E-commerce powerhouse Amazon has bought out Whole Foods in a deal valued at over $13.7 billion, signaling their choice to enter the $800 billion brick-and-mortar grocery industry. This deal is not only fantastic for shareholders of Amazon and Whole Foods, whose stock prices surged 3 percent and a whopping 27 percent respectively, but it also a sign that consumers may be in for a revolutionary change in the way they do their shopping.
This deal comes on the heels of Whole Foods losing one-fifth of its value over the last three years.
As anyone reading this knows, Whole Foods is expensive; there is sound reasoning behind the saying “Whole Foods: whole paycheck.” As a direct result, Wal-Mart and Kroger have expanded their healthy grocery options, applying serious pressure on their upscale competitor.

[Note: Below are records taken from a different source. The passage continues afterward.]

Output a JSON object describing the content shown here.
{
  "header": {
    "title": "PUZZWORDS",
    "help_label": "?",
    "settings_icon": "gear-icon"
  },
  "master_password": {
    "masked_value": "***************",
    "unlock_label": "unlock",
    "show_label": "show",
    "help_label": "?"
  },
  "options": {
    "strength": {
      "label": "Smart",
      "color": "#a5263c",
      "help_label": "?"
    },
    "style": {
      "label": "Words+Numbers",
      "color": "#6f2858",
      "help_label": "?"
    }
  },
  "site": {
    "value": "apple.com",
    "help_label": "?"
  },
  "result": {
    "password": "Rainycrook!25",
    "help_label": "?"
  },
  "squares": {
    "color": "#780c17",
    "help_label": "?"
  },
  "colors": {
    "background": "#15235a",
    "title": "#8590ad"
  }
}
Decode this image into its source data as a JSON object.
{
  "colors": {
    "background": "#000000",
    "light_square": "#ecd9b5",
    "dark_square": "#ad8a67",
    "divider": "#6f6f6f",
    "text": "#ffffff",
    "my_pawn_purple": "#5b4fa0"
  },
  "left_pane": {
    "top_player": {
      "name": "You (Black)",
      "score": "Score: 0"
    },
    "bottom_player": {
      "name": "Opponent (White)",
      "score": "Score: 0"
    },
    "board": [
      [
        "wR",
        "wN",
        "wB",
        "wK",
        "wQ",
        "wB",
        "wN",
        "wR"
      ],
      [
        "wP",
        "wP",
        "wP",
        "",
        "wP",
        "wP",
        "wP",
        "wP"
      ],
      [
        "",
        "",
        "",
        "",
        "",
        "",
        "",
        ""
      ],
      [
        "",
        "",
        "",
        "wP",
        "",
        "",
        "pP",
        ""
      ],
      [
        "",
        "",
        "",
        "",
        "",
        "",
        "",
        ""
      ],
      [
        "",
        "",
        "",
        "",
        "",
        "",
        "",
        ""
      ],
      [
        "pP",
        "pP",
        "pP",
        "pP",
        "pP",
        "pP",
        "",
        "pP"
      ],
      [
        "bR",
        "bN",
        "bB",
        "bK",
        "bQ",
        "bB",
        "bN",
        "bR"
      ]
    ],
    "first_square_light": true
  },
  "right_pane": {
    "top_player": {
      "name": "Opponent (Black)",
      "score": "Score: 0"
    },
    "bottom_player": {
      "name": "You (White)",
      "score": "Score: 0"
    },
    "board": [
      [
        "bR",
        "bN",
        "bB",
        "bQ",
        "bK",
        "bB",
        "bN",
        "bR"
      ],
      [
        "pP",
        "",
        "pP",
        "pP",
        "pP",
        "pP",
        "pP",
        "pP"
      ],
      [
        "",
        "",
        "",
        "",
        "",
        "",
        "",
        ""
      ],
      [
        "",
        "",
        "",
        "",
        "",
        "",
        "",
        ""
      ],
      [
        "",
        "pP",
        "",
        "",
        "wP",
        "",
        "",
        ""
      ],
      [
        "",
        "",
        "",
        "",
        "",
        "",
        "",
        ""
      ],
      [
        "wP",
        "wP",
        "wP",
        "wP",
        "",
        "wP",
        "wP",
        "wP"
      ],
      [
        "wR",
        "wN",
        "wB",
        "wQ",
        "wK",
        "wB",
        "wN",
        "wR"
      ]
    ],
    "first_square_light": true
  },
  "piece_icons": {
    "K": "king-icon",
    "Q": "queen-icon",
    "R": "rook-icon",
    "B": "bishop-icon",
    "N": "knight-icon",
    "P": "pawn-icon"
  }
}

As predictable as the sun rising in the east and setting in the west, there will inevitably be pundits on the Left who criticize this acquisition. Some will call for anti-trust litigation, others will claim that Whole Foods will quit being a green company, and others will complain without any reason other than, “The bigger a corporation gets the more evil it must be!”
To assuage their fears, it is important to look at how this situation illustrates the free market’s ability to create value in unexpected ways and engage in creative destruction that leads to innovation. Many policy analysts and academics on both sides of the aisle are and have been concerned about the ways in which the status quo arrangement of the grocery market impacts low-income communities. The great irony is that while many of these researchers have called for government regulation of the industry, the market is already sorting it out in part due to this acquisition.
Whole Foods is failing because their high quality produced are priced beyond the reach of young people, their target market. Wal-Mart and Kroger responded, offering healthy options at an affordable price. Through market competition, the price of healthy products has gone down, allowing young people consumed by college debt and low-income communities to have access to much needed nutrition that has always been just out of their grasp.
In buying Whole Foods, Amazon is attempting to expand their AmazonFresh delivery service, which delivers groceries ranging from fresh fruit to diapers to people’s houses. By combining Amazon’s advanced delivery infrastructure with Whole Foods high quality supply chain, the price of Whole Foods products will not only go down to compete with Wal-Mart and Kroger, there will also be increased convenience and overall value created for the consumer.
One of the biggest hurdles that rural and low-income communities face is that stores like Whole Foods that offer high quality goods cannot open locations in their communities and stay profitable. These communities will soon have access to Whole Foods’ selection without having to find a location near them. Instead, market forces have used creative destruction to make it possible for high nutrition-content foods to come to them at a greatly reduced rate.
As is often the case, the free market has set in motion a series of innovations that will solve a so-called “market-failure”. Amazon was motivated solely by the profit motive, but that did not stop the company from helping to ameliorate the serious nutritional inequality between high and low income communities. The market did not cause this problem, but the market is going to solve it.
So instead of bemoaning the expansion of a large corporation, perhaps even Bernie Sanders should be cheering for the value that is about to be created in rural and low-income communities… and for his debt-ridden supporters who yearn to shop at the most hipster supermarket on the market.